The 2015 US Conference on AIDS was held September 10-13 in Washington, DC. On the opening day dozens of transgender and gender-nonconforming people seized the stage at the lunchtime plenary session to draw attention to HIV+ gender-variant people.
The group was chanting, We are not gay men! to protest the inclusion of trans women in gay male research and statistics.
Spokeswoman Bamby Salcedo, a Latina trans woman, activist, and subject of the documentary TransVisible, wore combat boots and looked ready for battle as she grabbed the microphone during the unexpected protest at the lunch-time plenary.
The activists were applauded by the audience and welcomed by Paul Kawata, the executive director of the National Minority AIDS Council.
In fact, Salcedo was allowed to speak for nearly 20 minutes as she outlined a list of actions the group called for, including a demand that the federal government set aside research money to study trans women and HIV. Despite the fact that trans women represent one of the highest at-risk populations they are rarely included in HIV studies, and when included they are frequently misgendered as men who have sex with men.
We’re a vast community of diverse people who we don’t always understand but love anyway. It’s that courage to stand up to put your ass on line. If you’re not willing to put your ass on the line, this is not the movement for you.
Bamby, watching your anger and your passion nearly brought me to tears.
–Former Director of the Office of National AIDS Policy Jeffrey Crowley
One of the scheduled speakers at the Plenary was Noël Gordon, Foundation Project Manager at the
Human Rights Campaign.
I challenge all of us to do something to help end the epidemic of HIV and the violence affecting the transgender community in this country and around the world.
The current Director of ONAP is Douglas Brooks. He was in the room when the protest took place. It was aimed at ONAP”S recently released new and updated National AIDS Strategy.
In the previous HIV/AIDS strategy, the trans community was mentioned. Things were supposed to be implemented, but that never happened.
The new plan abandons the trans-specific strategies altogether, essentially erasing the unique experiences of transgender people with HIV, what Salcedo describes as “structural violence.”
The primary demand was thus to collect data specifically about the experience of transgender people with HIV.”We recommended collecting data on transgender people ten years ago,” Salcedo explained, noting that it still hasn’t happened. “We need to have ways of collecting data that are specific to our communities,” which continue to be marginalized. According to the 2011 National Transgender Discrimination Survey, trans people reported HIV infection at four times the national average, with rates even higher for trans people of color.

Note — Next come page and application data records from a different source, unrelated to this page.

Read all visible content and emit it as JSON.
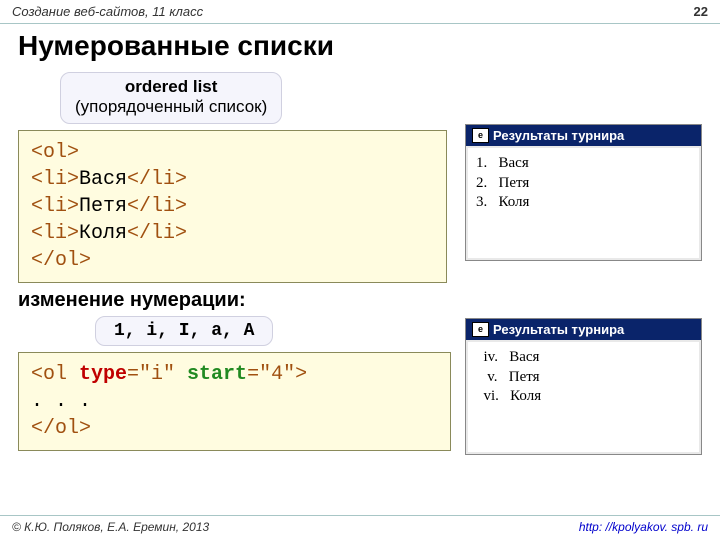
{
  "header": {
    "course": "Создание веб-сайтов, 11 класс",
    "page": "22"
  },
  "title": "Нумерованные списки",
  "callout1": {
    "bold": "ordered list",
    "plain": "(упорядоченный список)"
  },
  "code1": {
    "l1a": "<ol",
    "l1b": ">",
    "l2a": "<li>",
    "l2b": "Вася",
    "l2c": "</li>",
    "l3a": "<li>",
    "l3b": "Петя",
    "l3c": "</li>",
    "l4a": "<li>",
    "l4b": "Коля",
    "l4c": "</li>",
    "l5a": "</ol",
    "l5b": ">"
  },
  "preview1": {
    "title": "Результаты турнира",
    "lines": [
      "1.   Вася",
      "2.   Петя",
      "3.   Коля"
    ]
  },
  "subhead": "изменение нумерации:",
  "callout2": "1, i, I, a, A",
  "code2": {
    "p1": "<ol ",
    "kw1": "type",
    "p2": "=\"i\" ",
    "kw2": "start",
    "p3": "=\"4\">",
    "mid": ". . .",
    "end": "</ol>"
  },
  "preview2": {
    "title": "Результаты турнира",
    "lines": [
      "  iv.   Вася",
      "   v.   Петя",
      "  vi.   Коля"
    ]
  },
  "footer": {
    "copy": "© К.Ю. Поляков, Е.А. Еремин, 2013",
    "link": "http: //kpolyakov. spb. ru"
  }
}
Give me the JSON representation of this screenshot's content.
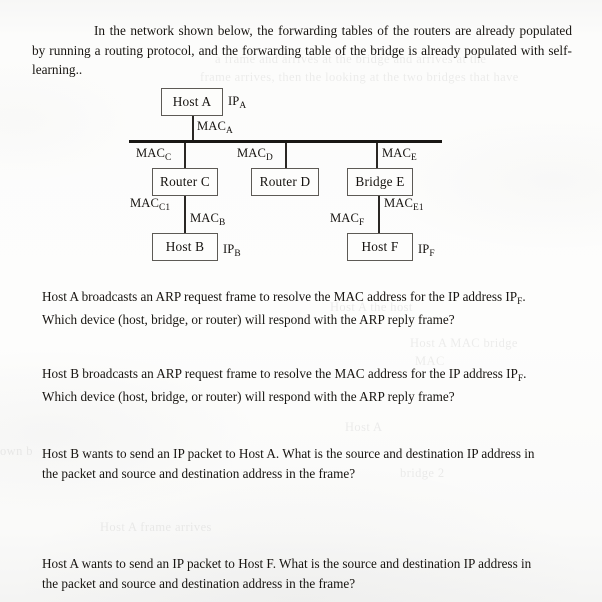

Unfortunately, we live in a society where we play the numbers game. Trans people and people of color, our community is non-existent [in the data]. There’s no way to prove the needs of people. Numbers should be collected about our existence and our needs.
We have to intentionally invest in the lives of transgender people. If there’s no research, we’re nonexistent.
Megan McLemore at Human Rights Watch says it is not only trans women who are omitted from the ONAP Strategy.
Sex workers, who world-wide are HIV infected at 12 times the general adult population, are virtually invisible to the new plan.
The revised version uses the term “sex worker” only twice, both times in discussion of stigma that “can” attach to issues such as substance use, mental health, gender identity and “sex work.”
Its omission from the extensive section on violence against women is most puzzling, as the primary factor that increases sex workers’ HIV risk is violence.
With regard to transgender women, the new Strategy does improve on the old in some respects. The document cites the alarmingly high prevalence (nearly 30% in some studies) of HIV among transgender women in the U.S., and urges addressing violence against transgender women “by research and programmatic activities.” But this falls far short of the full-court press that is needed for a community in crisis; facing high rates of poverty, homelessness and every other social determinant associated with HIV risk; and experiencing more homicides through mid-August 2015 than in all of 2014.
The updated Strategy also fails to address the evidence that, although transgender women face discrimination and violence from a variety of sources, the criminal justice system is a primary intersection of violence and HIV. According to the Bureau of Justice Statistics, 34% of transgender adult inmates reported sexual victimization in U.S. prisons and jails between 2007 and 2012.